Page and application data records
Start of Block

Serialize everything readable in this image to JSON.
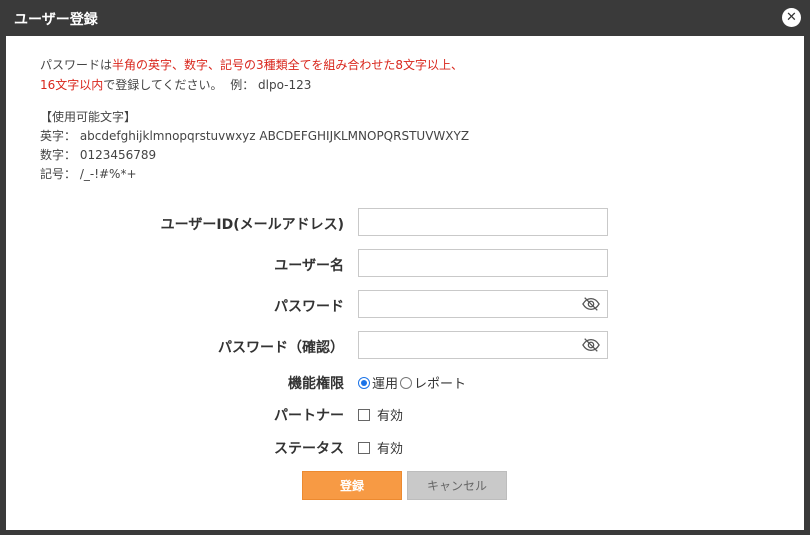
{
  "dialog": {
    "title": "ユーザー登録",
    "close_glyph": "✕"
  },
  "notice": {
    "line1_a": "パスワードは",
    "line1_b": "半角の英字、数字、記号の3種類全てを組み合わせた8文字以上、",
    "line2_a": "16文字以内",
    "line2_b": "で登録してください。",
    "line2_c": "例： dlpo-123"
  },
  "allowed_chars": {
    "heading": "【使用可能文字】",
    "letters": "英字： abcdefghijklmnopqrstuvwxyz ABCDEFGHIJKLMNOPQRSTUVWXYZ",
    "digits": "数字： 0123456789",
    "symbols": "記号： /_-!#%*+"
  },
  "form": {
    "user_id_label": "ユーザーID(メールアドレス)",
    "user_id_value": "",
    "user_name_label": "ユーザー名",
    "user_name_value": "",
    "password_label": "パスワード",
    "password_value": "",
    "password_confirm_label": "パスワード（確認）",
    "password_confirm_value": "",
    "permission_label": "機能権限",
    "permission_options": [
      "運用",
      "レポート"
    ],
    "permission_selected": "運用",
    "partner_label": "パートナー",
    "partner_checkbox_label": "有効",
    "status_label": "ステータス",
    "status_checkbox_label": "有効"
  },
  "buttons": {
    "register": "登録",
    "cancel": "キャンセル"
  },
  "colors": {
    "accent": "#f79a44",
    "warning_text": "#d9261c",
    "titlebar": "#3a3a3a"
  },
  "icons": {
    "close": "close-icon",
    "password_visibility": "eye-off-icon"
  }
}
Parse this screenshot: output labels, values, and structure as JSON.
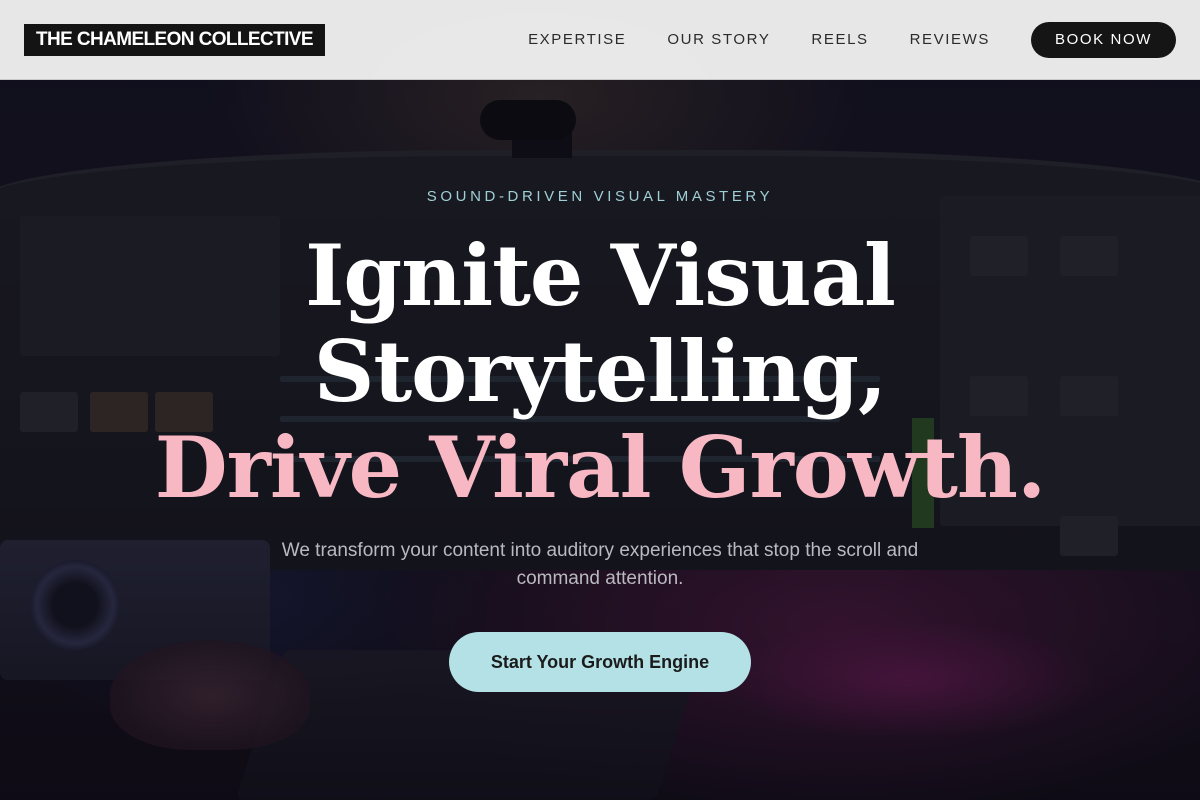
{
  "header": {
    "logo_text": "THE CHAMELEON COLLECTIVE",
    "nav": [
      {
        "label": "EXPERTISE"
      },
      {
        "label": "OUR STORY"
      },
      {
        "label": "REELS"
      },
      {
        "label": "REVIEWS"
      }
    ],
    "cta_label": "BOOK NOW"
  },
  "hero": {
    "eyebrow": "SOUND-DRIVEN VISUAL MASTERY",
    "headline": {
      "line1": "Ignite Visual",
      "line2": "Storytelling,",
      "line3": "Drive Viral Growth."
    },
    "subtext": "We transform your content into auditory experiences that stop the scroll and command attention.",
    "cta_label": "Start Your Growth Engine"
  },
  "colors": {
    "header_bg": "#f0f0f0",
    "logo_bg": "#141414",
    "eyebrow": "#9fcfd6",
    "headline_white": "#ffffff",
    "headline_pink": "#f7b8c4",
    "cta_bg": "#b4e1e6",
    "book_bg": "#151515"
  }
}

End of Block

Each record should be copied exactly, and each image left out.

Serialize everything readable in this image to JSON.
{
  "dialog": {
    "title": "ユーザー登録",
    "close_glyph": "✕"
  },
  "notice": {
    "line1_a": "パスワードは",
    "line1_b": "半角の英字、数字、記号の3種類全てを組み合わせた8文字以上、",
    "line2_a": "16文字以内",
    "line2_b": "で登録してください。",
    "line2_c": "例： dlpo-123"
  },
  "allowed_chars": {
    "heading": "【使用可能文字】",
    "letters": "英字： abcdefghijklmnopqrstuvwxyz ABCDEFGHIJKLMNOPQRSTUVWXYZ",
    "digits": "数字： 0123456789",
    "symbols": "記号： /_-!#%*+"
  },
  "form": {
    "user_id_label": "ユーザーID(メールアドレス)",
    "user_id_value": "",
    "user_name_label": "ユーザー名",
    "user_name_value": "",
    "password_label": "パスワード",
    "password_value": "",
    "password_confirm_label": "パスワード（確認）",
    "password_confirm_value": "",
    "permission_label": "機能権限",
    "permission_options": [
      "運用",
      "レポート"
    ],
    "permission_selected": "運用",
    "partner_label": "パートナー",
    "partner_checkbox_label": "有効",
    "status_label": "ステータス",
    "status_checkbox_label": "有効"
  },
  "buttons": {
    "register": "登録",
    "cancel": "キャンセル"
  },
  "colors": {
    "accent": "#f79a44",
    "warning_text": "#d9261c",
    "titlebar": "#3a3a3a"
  },
  "icons": {
    "close": "close-icon",
    "password_visibility": "eye-off-icon"
  }
}
Parse this screenshot: output labels, values, and structure as JSON.
{
  "header": {
    "logo_text": "THE CHAMELEON COLLECTIVE",
    "nav": [
      {
        "label": "EXPERTISE"
      },
      {
        "label": "OUR STORY"
      },
      {
        "label": "REELS"
      },
      {
        "label": "REVIEWS"
      }
    ],
    "cta_label": "BOOK NOW"
  },
  "hero": {
    "eyebrow": "SOUND-DRIVEN VISUAL MASTERY",
    "headline": {
      "line1": "Ignite Visual",
      "line2": "Storytelling,",
      "line3": "Drive Viral Growth."
    },
    "subtext": "We transform your content into auditory experiences that stop the scroll and command attention.",
    "cta_label": "Start Your Growth Engine"
  },
  "colors": {
    "header_bg": "#f0f0f0",
    "logo_bg": "#141414",
    "eyebrow": "#9fcfd6",
    "headline_white": "#ffffff",
    "headline_pink": "#f7b8c4",
    "cta_bg": "#b4e1e6",
    "book_bg": "#151515"
  }
}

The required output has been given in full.